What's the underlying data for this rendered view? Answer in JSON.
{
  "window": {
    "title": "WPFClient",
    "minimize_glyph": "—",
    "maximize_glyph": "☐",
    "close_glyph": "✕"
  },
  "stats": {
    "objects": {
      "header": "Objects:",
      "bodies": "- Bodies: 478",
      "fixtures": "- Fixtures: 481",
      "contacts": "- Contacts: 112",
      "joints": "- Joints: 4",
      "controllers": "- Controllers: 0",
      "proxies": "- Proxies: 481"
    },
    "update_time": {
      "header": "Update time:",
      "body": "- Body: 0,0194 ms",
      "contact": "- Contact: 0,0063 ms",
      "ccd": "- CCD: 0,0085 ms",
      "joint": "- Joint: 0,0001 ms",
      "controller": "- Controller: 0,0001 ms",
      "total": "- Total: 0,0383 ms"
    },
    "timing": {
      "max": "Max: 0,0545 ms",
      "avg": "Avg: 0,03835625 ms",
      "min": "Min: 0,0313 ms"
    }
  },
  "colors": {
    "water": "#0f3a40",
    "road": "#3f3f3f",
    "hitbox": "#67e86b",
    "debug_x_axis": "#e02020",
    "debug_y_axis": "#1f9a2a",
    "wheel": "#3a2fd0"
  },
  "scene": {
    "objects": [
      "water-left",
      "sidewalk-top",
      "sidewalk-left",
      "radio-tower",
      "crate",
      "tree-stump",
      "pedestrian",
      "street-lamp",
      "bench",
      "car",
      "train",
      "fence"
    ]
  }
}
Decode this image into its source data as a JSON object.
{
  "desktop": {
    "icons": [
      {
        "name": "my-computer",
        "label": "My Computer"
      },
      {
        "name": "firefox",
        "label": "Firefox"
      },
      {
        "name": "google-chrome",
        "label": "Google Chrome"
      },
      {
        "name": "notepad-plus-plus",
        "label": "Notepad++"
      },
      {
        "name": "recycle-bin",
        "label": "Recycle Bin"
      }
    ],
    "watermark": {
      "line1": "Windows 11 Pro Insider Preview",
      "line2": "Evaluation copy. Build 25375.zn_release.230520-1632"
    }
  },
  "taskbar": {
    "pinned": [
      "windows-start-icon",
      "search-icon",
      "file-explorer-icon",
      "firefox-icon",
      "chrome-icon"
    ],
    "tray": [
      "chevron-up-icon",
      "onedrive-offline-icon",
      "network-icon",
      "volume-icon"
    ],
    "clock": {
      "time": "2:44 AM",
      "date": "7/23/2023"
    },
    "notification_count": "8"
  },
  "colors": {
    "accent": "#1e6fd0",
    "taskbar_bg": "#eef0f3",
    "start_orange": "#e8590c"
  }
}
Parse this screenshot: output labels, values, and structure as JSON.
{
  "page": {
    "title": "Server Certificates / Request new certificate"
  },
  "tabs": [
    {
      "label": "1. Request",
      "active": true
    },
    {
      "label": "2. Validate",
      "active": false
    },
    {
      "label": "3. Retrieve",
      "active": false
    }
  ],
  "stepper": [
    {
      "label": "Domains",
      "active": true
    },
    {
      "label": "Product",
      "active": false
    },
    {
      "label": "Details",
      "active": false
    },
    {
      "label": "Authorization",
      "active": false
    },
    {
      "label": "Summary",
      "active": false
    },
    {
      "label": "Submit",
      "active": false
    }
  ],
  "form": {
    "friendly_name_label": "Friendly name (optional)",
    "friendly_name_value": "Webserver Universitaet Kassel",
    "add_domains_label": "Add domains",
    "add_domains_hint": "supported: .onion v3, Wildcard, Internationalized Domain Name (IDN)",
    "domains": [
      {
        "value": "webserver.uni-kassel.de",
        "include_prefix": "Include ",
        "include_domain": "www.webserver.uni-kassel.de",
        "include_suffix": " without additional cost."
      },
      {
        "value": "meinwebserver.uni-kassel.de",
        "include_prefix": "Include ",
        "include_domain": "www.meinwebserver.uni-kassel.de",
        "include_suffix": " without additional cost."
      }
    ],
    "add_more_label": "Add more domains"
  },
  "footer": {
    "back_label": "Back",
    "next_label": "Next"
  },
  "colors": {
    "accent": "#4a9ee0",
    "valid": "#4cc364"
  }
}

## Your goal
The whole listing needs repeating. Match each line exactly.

## Task output
What's the underlying data for this rendered view? Answer in JSON.
{
  "window": {
    "title": "WPFClient",
    "minimize_glyph": "—",
    "maximize_glyph": "☐",
    "close_glyph": "✕"
  },
  "stats": {
    "objects": {
      "header": "Objects:",
      "bodies": "- Bodies: 478",
      "fixtures": "- Fixtures: 481",
      "contacts": "- Contacts: 112",
      "joints": "- Joints: 4",
      "controllers": "- Controllers: 0",
      "proxies": "- Proxies: 481"
    },
    "update_time": {
      "header": "Update time:",
      "body": "- Body: 0,0194 ms",
      "contact": "- Contact: 0,0063 ms",
      "ccd": "- CCD: 0,0085 ms",
      "joint": "- Joint: 0,0001 ms",
      "controller": "- Controller: 0,0001 ms",
      "total": "- Total: 0,0383 ms"
    },
    "timing": {
      "max": "Max: 0,0545 ms",
      "avg": "Avg: 0,03835625 ms",
      "min": "Min: 0,0313 ms"
    }
  },
  "colors": {
    "water": "#0f3a40",
    "road": "#3f3f3f",
    "hitbox": "#67e86b",
    "debug_x_axis": "#e02020",
    "debug_y_axis": "#1f9a2a",
    "wheel": "#3a2fd0"
  },
  "scene": {
    "objects": [
      "water-left",
      "sidewalk-top",
      "sidewalk-left",
      "radio-tower",
      "crate",
      "tree-stump",
      "pedestrian",
      "street-lamp",
      "bench",
      "car",
      "train",
      "fence"
    ]
  }
}
Decode this image into its source data as a JSON object.
{
  "desktop": {
    "icons": [
      {
        "name": "my-computer",
        "label": "My Computer"
      },
      {
        "name": "firefox",
        "label": "Firefox"
      },
      {
        "name": "google-chrome",
        "label": "Google Chrome"
      },
      {
        "name": "notepad-plus-plus",
        "label": "Notepad++"
      },
      {
        "name": "recycle-bin",
        "label": "Recycle Bin"
      }
    ],
    "watermark": {
      "line1": "Windows 11 Pro Insider Preview",
      "line2": "Evaluation copy. Build 25375.zn_release.230520-1632"
    }
  },
  "taskbar": {
    "pinned": [
      "windows-start-icon",
      "search-icon",
      "file-explorer-icon",
      "firefox-icon",
      "chrome-icon"
    ],
    "tray": [
      "chevron-up-icon",
      "onedrive-offline-icon",
      "network-icon",
      "volume-icon"
    ],
    "clock": {
      "time": "2:44 AM",
      "date": "7/23/2023"
    },
    "notification_count": "8"
  },
  "colors": {
    "accent": "#1e6fd0",
    "taskbar_bg": "#eef0f3",
    "start_orange": "#e8590c"
  }
}
Parse this screenshot: output labels, values, and structure as JSON.
{
  "page": {
    "title": "Server Certificates / Request new certificate"
  },
  "tabs": [
    {
      "label": "1. Request",
      "active": true
    },
    {
      "label": "2. Validate",
      "active": false
    },
    {
      "label": "3. Retrieve",
      "active": false
    }
  ],
  "stepper": [
    {
      "label": "Domains",
      "active": true
    },
    {
      "label": "Product",
      "active": false
    },
    {
      "label": "Details",
      "active": false
    },
    {
      "label": "Authorization",
      "active": false
    },
    {
      "label": "Summary",
      "active": false
    },
    {
      "label": "Submit",
      "active": false
    }
  ],
  "form": {
    "friendly_name_label": "Friendly name (optional)",
    "friendly_name_value": "Webserver Universitaet Kassel",
    "add_domains_label": "Add domains",
    "add_domains_hint": "supported: .onion v3, Wildcard, Internationalized Domain Name (IDN)",
    "domains": [
      {
        "value": "webserver.uni-kassel.de",
        "include_prefix": "Include ",
        "include_domain": "www.webserver.uni-kassel.de",
        "include_suffix": " without additional cost."
      },
      {
        "value": "meinwebserver.uni-kassel.de",
        "include_prefix": "Include ",
        "include_domain": "www.meinwebserver.uni-kassel.de",
        "include_suffix": " without additional cost."
      }
    ],
    "add_more_label": "Add more domains"
  },
  "footer": {
    "back_label": "Back",
    "next_label": "Next"
  },
  "colors": {
    "accent": "#4a9ee0",
    "valid": "#4cc364"
  }
}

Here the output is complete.